But if we could imagine our system evolving in such a way as to permit more than two parties to obtain some real power, maybe we should think even beyond what McCain was suggesting. We probably have room for a fourth or fifth party, if we really wanted to capture all of the disaffected elements of the population. On the right, we already have the Tea Party, which is more of a movement than a true political party. But they already have a sizable caucus in Congress, and a coherent set of principles advocating dismantling of all of the functions of the federal government it has picked up in modern times. If it were a real party, it might gain the support of 20% or more of the population. Then we could add a centrist party, consisting of all those who find the Republicans too conservative and the Democrats too liberal. John McCain himself might join such a party, even though he disavowed any such intent, and it might also pick up some Blue Dog Democrats in Congress like Senators Nelson, Lieberman, Webb, Manchin, etc., and the few remaining moderate Republicans. People like New York Mayor Michael Bloomberg seem to be itching to join such a movement. Maybe 20 or 30% of the electorate, those who describe themselves as independents now, would flock to such a party. Finally, on the left, there could be room for a truly socialist/environmentalist/unionist party, led by people like Bernie Sanders and Dennis Kucinich, and followed by those Democrats who already think that President Obama has sold out to the moneyed interests. There might be another 20% of the population who would fall into that camp.
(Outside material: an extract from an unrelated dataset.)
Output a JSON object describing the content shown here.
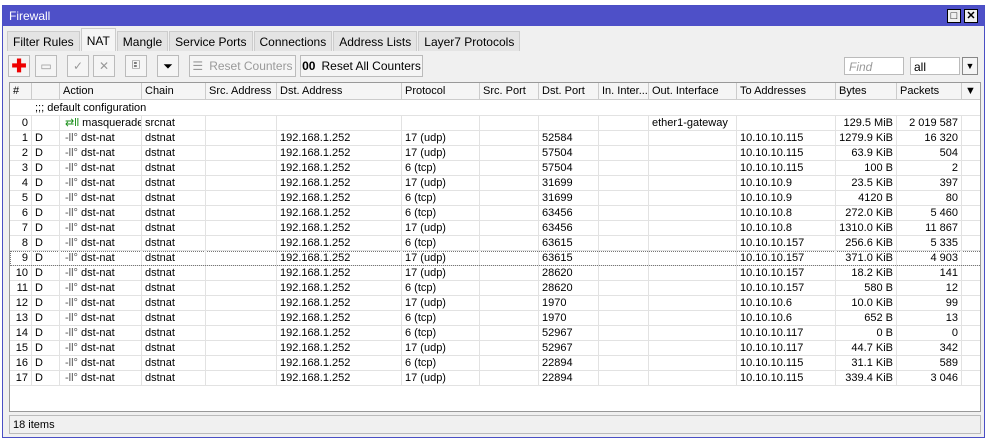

If three new parties like that were to emerge, my guess is that the Republican Party would likely shrivel to almost nothing. There is not much space between the Tea Partiers, who already comprise the most energetic portion of the Republican base, and the moderate Murkowski-Snowe-McCain type Republicans who might join a more centrist party. The Democrats, who have always been more of a disorganized, quarrelsome mass of competing voices, might not fare much better under such a scenario. Which means that any such reorganization would likely lead to two even more ideologically-based right wing and left wing parties, and a less ideologically-coherent centrist party. Governing would require some sort of center-right or center-left coalition. Another possibility is that people would decide that the whole concept of political parties has outlived its usefulness, and our system would become even more personality-driven, and less ideologically understandable, than it is today.
All these are interesting scenarios to contemplate. Would any of them reduce the level of fed-up-edness? Somehow I doubt it. When you look around the world at countries that already have three or more viable parties shifting or sharing power among themselves--like the United Kingdom, like France, like Israel--their people seem just as fed up as Americans. That means we might need more fundamental changes in the way our democratic systems operate than just increasing the number of political parties.
(AP Photo from Politico)